:: MATERIAL PROVIDED ::

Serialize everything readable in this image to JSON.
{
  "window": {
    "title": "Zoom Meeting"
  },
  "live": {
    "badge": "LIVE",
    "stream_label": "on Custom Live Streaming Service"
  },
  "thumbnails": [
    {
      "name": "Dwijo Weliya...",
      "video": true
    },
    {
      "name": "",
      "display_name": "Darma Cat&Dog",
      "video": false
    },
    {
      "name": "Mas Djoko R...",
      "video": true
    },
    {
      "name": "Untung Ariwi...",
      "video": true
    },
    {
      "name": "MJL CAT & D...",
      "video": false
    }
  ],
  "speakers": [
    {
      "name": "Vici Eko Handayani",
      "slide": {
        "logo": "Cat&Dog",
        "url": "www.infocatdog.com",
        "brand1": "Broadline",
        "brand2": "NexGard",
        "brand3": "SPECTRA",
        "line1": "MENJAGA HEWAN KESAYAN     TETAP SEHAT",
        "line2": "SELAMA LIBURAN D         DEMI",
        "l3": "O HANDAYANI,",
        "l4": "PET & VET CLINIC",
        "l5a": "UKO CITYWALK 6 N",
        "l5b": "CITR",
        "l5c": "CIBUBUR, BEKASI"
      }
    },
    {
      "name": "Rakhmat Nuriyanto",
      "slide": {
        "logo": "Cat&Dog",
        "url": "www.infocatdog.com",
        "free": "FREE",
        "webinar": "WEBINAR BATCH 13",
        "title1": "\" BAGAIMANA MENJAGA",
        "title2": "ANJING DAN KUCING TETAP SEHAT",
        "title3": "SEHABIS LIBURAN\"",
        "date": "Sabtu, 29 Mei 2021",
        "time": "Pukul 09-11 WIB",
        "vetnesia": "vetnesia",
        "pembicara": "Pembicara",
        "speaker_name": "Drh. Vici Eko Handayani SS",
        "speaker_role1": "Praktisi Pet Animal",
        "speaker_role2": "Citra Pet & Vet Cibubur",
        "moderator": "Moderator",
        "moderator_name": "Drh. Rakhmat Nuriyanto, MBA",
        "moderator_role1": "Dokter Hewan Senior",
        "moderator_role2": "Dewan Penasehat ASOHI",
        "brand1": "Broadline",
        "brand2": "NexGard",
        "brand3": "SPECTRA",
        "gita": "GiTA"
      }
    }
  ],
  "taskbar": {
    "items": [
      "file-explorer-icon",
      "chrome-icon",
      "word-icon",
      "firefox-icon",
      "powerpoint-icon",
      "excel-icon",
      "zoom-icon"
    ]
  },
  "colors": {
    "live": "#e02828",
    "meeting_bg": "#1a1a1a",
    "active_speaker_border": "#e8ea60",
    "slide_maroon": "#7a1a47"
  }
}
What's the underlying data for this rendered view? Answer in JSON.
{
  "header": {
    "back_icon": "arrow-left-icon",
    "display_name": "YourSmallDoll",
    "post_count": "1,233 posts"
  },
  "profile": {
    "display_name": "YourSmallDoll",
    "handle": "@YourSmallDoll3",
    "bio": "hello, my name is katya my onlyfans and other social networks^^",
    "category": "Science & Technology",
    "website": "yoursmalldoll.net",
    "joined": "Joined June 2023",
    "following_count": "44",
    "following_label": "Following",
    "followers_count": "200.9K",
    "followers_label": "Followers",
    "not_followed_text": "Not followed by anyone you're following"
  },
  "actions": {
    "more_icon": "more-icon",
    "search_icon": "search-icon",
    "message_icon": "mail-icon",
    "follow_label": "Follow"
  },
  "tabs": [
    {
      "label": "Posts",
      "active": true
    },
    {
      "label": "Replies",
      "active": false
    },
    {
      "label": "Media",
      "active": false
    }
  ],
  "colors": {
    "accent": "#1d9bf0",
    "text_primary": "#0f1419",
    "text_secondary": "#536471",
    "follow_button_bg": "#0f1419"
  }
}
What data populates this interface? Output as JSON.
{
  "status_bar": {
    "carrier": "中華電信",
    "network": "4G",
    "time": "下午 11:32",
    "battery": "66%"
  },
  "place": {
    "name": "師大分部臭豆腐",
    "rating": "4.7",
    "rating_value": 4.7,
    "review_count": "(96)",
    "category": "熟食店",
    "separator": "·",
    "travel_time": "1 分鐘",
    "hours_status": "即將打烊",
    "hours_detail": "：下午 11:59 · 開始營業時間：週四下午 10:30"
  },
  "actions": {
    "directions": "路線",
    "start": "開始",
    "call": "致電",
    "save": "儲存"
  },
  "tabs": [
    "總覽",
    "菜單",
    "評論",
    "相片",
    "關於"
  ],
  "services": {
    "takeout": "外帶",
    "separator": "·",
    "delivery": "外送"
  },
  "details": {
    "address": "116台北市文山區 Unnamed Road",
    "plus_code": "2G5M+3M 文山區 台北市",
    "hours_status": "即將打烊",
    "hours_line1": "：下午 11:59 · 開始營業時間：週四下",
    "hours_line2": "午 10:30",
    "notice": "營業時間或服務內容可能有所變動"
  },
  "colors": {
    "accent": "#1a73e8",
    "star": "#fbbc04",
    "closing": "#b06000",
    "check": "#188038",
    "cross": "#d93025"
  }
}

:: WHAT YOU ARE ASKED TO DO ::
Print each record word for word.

:: ANSWER TO THE PROBLEM ::
Serialize everything readable in this image to JSON.
{
  "window": {
    "title": "Zoom Meeting"
  },
  "live": {
    "badge": "LIVE",
    "stream_label": "on Custom Live Streaming Service"
  },
  "thumbnails": [
    {
      "name": "Dwijo Weliya...",
      "video": true
    },
    {
      "name": "",
      "display_name": "Darma Cat&Dog",
      "video": false
    },
    {
      "name": "Mas Djoko R...",
      "video": true
    },
    {
      "name": "Untung Ariwi...",
      "video": true
    },
    {
      "name": "MJL CAT & D...",
      "video": false
    }
  ],
  "speakers": [
    {
      "name": "Vici Eko Handayani",
      "slide": {
        "logo": "Cat&Dog",
        "url": "www.infocatdog.com",
        "brand1": "Broadline",
        "brand2": "NexGard",
        "brand3": "SPECTRA",
        "line1": "MENJAGA HEWAN KESAYAN     TETAP SEHAT",
        "line2": "SELAMA LIBURAN D         DEMI",
        "l3": "O HANDAYANI,",
        "l4": "PET & VET CLINIC",
        "l5a": "UKO CITYWALK 6 N",
        "l5b": "CITR",
        "l5c": "CIBUBUR, BEKASI"
      }
    },
    {
      "name": "Rakhmat Nuriyanto",
      "slide": {
        "logo": "Cat&Dog",
        "url": "www.infocatdog.com",
        "free": "FREE",
        "webinar": "WEBINAR BATCH 13",
        "title1": "\" BAGAIMANA MENJAGA",
        "title2": "ANJING DAN KUCING TETAP SEHAT",
        "title3": "SEHABIS LIBURAN\"",
        "date": "Sabtu, 29 Mei 2021",
        "time": "Pukul 09-11 WIB",
        "vetnesia": "vetnesia",
        "pembicara": "Pembicara",
        "speaker_name": "Drh. Vici Eko Handayani SS",
        "speaker_role1": "Praktisi Pet Animal",
        "speaker_role2": "Citra Pet & Vet Cibubur",
        "moderator": "Moderator",
        "moderator_name": "Drh. Rakhmat Nuriyanto, MBA",
        "moderator_role1": "Dokter Hewan Senior",
        "moderator_role2": "Dewan Penasehat ASOHI",
        "brand1": "Broadline",
        "brand2": "NexGard",
        "brand3": "SPECTRA",
        "gita": "GiTA"
      }
    }
  ],
  "taskbar": {
    "items": [
      "file-explorer-icon",
      "chrome-icon",
      "word-icon",
      "firefox-icon",
      "powerpoint-icon",
      "excel-icon",
      "zoom-icon"
    ]
  },
  "colors": {
    "live": "#e02828",
    "meeting_bg": "#1a1a1a",
    "active_speaker_border": "#e8ea60",
    "slide_maroon": "#7a1a47"
  }
}
What's the underlying data for this rendered view? Answer in JSON.
{
  "header": {
    "back_icon": "arrow-left-icon",
    "display_name": "YourSmallDoll",
    "post_count": "1,233 posts"
  },
  "profile": {
    "display_name": "YourSmallDoll",
    "handle": "@YourSmallDoll3",
    "bio": "hello, my name is katya my onlyfans and other social networks^^",
    "category": "Science & Technology",
    "website": "yoursmalldoll.net",
    "joined": "Joined June 2023",
    "following_count": "44",
    "following_label": "Following",
    "followers_count": "200.9K",
    "followers_label": "Followers",
    "not_followed_text": "Not followed by anyone you're following"
  },
  "actions": {
    "more_icon": "more-icon",
    "search_icon": "search-icon",
    "message_icon": "mail-icon",
    "follow_label": "Follow"
  },
  "tabs": [
    {
      "label": "Posts",
      "active": true
    },
    {
      "label": "Replies",
      "active": false
    },
    {
      "label": "Media",
      "active": false
    }
  ],
  "colors": {
    "accent": "#1d9bf0",
    "text_primary": "#0f1419",
    "text_secondary": "#536471",
    "follow_button_bg": "#0f1419"
  }
}
What data populates this interface? Output as JSON.
{
  "status_bar": {
    "carrier": "中華電信",
    "network": "4G",
    "time": "下午 11:32",
    "battery": "66%"
  },
  "place": {
    "name": "師大分部臭豆腐",
    "rating": "4.7",
    "rating_value": 4.7,
    "review_count": "(96)",
    "category": "熟食店",
    "separator": "·",
    "travel_time": "1 分鐘",
    "hours_status": "即將打烊",
    "hours_detail": "：下午 11:59 · 開始營業時間：週四下午 10:30"
  },
  "actions": {
    "directions": "路線",
    "start": "開始",
    "call": "致電",
    "save": "儲存"
  },
  "tabs": [
    "總覽",
    "菜單",
    "評論",
    "相片",
    "關於"
  ],
  "services": {
    "takeout": "外帶",
    "separator": "·",
    "delivery": "外送"
  },
  "details": {
    "address": "116台北市文山區 Unnamed Road",
    "plus_code": "2G5M+3M 文山區 台北市",
    "hours_status": "即將打烊",
    "hours_line1": "：下午 11:59 · 開始營業時間：週四下",
    "hours_line2": "午 10:30",
    "notice": "營業時間或服務內容可能有所變動"
  },
  "colors": {
    "accent": "#1a73e8",
    "star": "#fbbc04",
    "closing": "#b06000",
    "check": "#188038",
    "cross": "#d93025"
  }
}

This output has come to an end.